(Element data from apps and pages)
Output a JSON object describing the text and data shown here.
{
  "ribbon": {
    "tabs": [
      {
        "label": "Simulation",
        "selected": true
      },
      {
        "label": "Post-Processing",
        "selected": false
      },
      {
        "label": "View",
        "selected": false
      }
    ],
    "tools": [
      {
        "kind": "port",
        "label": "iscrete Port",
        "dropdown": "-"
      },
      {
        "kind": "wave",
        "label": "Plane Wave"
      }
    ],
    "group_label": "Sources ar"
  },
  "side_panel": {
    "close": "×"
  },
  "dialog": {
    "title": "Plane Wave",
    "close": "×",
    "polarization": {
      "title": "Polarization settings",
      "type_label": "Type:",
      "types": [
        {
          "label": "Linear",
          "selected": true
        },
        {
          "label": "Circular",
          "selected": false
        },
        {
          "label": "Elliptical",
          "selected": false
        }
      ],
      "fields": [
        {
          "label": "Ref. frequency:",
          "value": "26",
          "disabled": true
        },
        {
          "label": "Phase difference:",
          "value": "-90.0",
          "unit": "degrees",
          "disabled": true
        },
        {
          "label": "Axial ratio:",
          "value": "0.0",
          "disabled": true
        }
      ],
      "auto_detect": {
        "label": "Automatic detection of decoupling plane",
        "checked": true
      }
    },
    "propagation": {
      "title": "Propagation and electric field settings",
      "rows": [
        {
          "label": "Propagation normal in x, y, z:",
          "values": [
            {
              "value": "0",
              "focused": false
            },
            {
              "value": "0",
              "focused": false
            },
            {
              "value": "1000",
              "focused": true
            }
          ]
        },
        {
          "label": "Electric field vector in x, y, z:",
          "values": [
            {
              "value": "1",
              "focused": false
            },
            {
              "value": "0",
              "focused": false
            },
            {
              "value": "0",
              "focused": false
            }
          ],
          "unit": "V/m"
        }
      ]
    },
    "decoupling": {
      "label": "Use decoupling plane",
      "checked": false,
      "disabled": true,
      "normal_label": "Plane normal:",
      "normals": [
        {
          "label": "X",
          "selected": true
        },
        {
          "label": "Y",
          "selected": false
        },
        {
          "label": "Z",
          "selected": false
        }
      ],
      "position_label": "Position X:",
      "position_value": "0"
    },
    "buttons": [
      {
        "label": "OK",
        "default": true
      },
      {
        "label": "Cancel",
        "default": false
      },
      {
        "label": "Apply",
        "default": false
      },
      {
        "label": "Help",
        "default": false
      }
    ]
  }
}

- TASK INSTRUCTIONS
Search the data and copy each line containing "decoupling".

- REPLY
        "label": "Automatic detection of decoupling plane",
    "decoupling": {
      "label": "Use decoupling plane",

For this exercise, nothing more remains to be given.